For example he observed the transit of Mercury across the Sun on 7th May 1924 at Diss, Norfolk, with his only instrument a 2-inch (50mm) refractor (in the film you'll see Ralph Fiennes as Basil Brown carrying around a small telescope). His report to BAA was illustrated with four sketches: "the foregoing is an interesting illustration of the capability of a small telescope in the hands of an enthusiastic amateur".

He also observed meteors, the aurora and the zodiacal light. Basil was also searching for comets as reported in a Notes section of November 1921 of JBAA: "COMET NOTES. -- I have been glad to hear from Mr. Basil Brown that he has spent a good many hours in sweeping for comets. This should be one of the main objects of the sectional workers, especially when no known comets are within reach".

One of the facts that the viewer learns about while watching the movie The Dig, is that Mr. Brown is the author of an astronomy book, specifically a book on Atlases and Celestial Maps. In fact, while Mr. Brown never published any of his archaeological work, "the good reception which greeted his various astrono-mical papers led him to  publish in 1932 the book "Astronomical Atlases, Maps and Charts" a work which the publishers then described as  'filling an inexplicable gap in the literature'".

As it happens, I own a copy of the first edition of the book published in 1932 by Search Publishing Company in London (a reprint was published in 1966). and I think it's interesting to share here some photos of this beautiful book. (click on each image for a bigger version)

Credit: E. Guido

 

This is a book that should not be missing from the shelf of any fan of the history of astronomy (unfortunately it is quite difficult to find) and in particular of that fascinating branch that is the mapping of celestial things. The book, which as the subtitle says is a historical and general guide, is full of references and anecdotes about atlases, star charts and their authors.  As Mr. Brown points out in his introduction (a part is reproduced in the images below): "History is as essential to science as roots to a tree. Modern Astronomy may be likened to a great city built on foundations dating back so far as to be almost as old as the human race". There are also in the book illustrations of the most famous atlases and maps of antiquity. Some chapters are devoted to the mapping of the Moon, the Planets and the Sun.

 

 

Credit: E. Guido

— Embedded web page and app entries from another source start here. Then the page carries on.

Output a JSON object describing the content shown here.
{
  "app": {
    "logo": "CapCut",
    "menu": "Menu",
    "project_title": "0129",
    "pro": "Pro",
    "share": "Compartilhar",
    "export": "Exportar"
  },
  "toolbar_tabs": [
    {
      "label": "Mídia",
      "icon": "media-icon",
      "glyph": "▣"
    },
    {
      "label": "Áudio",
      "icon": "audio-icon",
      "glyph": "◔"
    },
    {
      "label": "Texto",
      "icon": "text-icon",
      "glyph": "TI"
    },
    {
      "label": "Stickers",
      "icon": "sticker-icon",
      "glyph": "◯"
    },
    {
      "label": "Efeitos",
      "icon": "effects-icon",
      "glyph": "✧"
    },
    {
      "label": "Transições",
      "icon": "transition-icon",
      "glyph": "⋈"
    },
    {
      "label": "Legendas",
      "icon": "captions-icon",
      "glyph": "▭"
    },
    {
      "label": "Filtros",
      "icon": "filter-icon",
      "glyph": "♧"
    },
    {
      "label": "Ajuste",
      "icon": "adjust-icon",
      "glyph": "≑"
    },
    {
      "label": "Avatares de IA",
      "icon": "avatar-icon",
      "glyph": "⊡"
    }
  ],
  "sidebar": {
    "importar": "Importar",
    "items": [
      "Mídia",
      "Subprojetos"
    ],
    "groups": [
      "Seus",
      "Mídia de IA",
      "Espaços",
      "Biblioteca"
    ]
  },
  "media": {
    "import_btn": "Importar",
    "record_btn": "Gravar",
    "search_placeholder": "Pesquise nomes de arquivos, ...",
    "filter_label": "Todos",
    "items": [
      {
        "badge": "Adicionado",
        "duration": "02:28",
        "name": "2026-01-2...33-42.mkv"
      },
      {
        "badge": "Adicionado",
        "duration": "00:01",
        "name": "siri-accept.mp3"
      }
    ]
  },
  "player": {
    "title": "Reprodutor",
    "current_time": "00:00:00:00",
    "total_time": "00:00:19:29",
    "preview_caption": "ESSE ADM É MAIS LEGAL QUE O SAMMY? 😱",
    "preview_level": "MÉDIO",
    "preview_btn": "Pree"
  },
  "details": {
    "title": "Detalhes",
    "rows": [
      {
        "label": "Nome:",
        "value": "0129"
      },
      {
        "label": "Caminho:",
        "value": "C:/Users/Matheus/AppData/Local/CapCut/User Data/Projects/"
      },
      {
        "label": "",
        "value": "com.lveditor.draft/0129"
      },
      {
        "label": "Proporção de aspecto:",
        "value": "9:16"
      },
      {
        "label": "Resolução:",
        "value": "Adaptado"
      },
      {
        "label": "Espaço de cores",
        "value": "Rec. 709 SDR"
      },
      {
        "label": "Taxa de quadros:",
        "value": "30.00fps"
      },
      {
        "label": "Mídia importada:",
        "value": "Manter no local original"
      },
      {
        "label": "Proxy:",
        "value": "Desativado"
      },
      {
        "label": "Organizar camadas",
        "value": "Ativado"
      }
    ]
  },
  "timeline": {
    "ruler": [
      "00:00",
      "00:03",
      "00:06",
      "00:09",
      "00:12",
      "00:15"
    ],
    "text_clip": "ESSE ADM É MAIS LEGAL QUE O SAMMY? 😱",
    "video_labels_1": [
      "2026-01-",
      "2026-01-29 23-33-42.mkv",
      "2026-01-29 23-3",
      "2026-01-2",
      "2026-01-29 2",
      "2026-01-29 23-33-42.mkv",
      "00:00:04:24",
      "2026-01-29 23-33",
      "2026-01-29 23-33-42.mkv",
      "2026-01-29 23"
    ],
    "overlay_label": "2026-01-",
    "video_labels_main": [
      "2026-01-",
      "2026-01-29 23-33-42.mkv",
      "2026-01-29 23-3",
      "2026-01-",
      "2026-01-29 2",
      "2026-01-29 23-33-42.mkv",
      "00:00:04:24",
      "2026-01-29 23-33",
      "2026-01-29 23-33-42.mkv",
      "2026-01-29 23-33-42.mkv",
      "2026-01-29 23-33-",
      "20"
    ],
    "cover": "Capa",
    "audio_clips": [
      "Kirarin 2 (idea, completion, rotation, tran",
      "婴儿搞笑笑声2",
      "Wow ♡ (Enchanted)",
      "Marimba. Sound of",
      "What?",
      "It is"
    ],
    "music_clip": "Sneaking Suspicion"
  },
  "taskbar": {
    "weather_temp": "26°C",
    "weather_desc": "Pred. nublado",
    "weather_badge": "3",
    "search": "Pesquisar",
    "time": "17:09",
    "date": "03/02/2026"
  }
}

Credit: E. Guido


There are several pages devoted to maps containing information and locations of comets of antiquity. The author provides a whole series of book titles that will help the comet scholar.


By Ernesto Guido